◆ Problem statement: What you return must match the records exactly, with every line included.

|---|

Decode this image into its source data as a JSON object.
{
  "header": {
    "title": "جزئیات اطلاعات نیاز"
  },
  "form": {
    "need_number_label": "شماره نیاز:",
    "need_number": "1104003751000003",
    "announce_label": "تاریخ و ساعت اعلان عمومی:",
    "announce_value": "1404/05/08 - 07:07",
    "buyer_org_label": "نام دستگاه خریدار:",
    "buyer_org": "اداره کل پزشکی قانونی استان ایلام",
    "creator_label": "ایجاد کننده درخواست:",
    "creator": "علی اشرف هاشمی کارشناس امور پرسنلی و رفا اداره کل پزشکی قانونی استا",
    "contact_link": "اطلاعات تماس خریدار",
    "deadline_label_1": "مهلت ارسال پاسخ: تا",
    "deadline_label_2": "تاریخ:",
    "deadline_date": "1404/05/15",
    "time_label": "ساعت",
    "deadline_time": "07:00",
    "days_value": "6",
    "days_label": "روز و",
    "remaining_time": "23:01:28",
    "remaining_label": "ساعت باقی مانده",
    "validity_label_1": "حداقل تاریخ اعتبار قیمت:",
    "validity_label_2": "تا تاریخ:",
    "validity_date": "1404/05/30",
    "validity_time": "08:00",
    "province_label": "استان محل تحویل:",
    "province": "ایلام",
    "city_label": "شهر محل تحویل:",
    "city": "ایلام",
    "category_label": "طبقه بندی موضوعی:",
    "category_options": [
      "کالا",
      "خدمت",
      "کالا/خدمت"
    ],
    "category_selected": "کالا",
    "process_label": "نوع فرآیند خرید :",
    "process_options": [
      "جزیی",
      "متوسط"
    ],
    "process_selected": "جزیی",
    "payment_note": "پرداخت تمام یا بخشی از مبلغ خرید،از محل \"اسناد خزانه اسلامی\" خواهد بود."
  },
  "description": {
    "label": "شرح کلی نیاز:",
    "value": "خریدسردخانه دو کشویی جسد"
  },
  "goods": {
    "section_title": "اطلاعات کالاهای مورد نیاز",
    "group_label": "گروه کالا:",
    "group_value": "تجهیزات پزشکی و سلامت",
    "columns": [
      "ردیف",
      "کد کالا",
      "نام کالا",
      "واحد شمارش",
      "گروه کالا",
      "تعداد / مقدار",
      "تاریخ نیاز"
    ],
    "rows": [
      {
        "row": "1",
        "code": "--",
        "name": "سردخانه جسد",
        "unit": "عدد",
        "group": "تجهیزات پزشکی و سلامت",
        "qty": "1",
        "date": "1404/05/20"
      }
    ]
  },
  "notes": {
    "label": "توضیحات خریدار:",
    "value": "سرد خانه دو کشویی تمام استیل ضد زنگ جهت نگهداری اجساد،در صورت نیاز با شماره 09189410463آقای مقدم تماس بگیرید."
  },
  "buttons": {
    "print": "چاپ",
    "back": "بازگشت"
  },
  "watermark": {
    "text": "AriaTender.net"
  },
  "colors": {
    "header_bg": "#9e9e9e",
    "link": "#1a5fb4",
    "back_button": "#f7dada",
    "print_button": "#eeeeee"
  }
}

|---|

◆ Exercise solution:
Decode this image into its source data as a JSON object.
{
  "header": {
    "title": "جزئیات اطلاعات نیاز"
  },
  "form": {
    "need_number_label": "شماره نیاز:",
    "need_number": "1104003751000003",
    "announce_label": "تاریخ و ساعت اعلان عمومی:",
    "announce_value": "1404/05/08 - 07:07",
    "buyer_org_label": "نام دستگاه خریدار:",
    "buyer_org": "اداره کل پزشکی قانونی استان ایلام",
    "creator_label": "ایجاد کننده درخواست:",
    "creator": "علی اشرف هاشمی کارشناس امور پرسنلی و رفا اداره کل پزشکی قانونی استا",
    "contact_link": "اطلاعات تماس خریدار",
    "deadline_label_1": "مهلت ارسال پاسخ: تا",
    "deadline_label_2": "تاریخ:",
    "deadline_date": "1404/05/15",
    "time_label": "ساعت",
    "deadline_time": "07:00",
    "days_value": "6",
    "days_label": "روز و",
    "remaining_time": "23:01:28",
    "remaining_label": "ساعت باقی مانده",
    "validity_label_1": "حداقل تاریخ اعتبار قیمت:",
    "validity_label_2": "تا تاریخ:",
    "validity_date": "1404/05/30",
    "validity_time": "08:00",
    "province_label": "استان محل تحویل:",
    "province": "ایلام",
    "city_label": "شهر محل تحویل:",
    "city": "ایلام",
    "category_label": "طبقه بندی موضوعی:",
    "category_options": [
      "کالا",
      "خدمت",
      "کالا/خدمت"
    ],
    "category_selected": "کالا",
    "process_label": "نوع فرآیند خرید :",
    "process_options": [
      "جزیی",
      "متوسط"
    ],
    "process_selected": "جزیی",
    "payment_note": "پرداخت تمام یا بخشی از مبلغ خرید،از محل \"اسناد خزانه اسلامی\" خواهد بود."
  },
  "description": {
    "label": "شرح کلی نیاز:",
    "value": "خریدسردخانه دو کشویی جسد"
  },
  "goods": {
    "section_title": "اطلاعات کالاهای مورد نیاز",
    "group_label": "گروه کالا:",
    "group_value": "تجهیزات پزشکی و سلامت",
    "columns": [
      "ردیف",
      "کد کالا",
      "نام کالا",
      "واحد شمارش",
      "گروه کالا",
      "تعداد / مقدار",
      "تاریخ نیاز"
    ],
    "rows": [
      {
        "row": "1",
        "code": "--",
        "name": "سردخانه جسد",
        "unit": "عدد",
        "group": "تجهیزات پزشکی و سلامت",
        "qty": "1",
        "date": "1404/05/20"
      }
    ]
  },
  "notes": {
    "label": "توضیحات خریدار:",
    "value": "سرد خانه دو کشویی تمام استیل ضد زنگ جهت نگهداری اجساد،در صورت نیاز با شماره 09189410463آقای مقدم تماس بگیرید."
  },
  "buttons": {
    "print": "چاپ",
    "back": "بازگشت"
  },
  "watermark": {
    "text": "AriaTender.net"
  },
  "colors": {
    "header_bg": "#9e9e9e",
    "link": "#1a5fb4",
    "back_button": "#f7dada",
    "print_button": "#eeeeee"
  }
}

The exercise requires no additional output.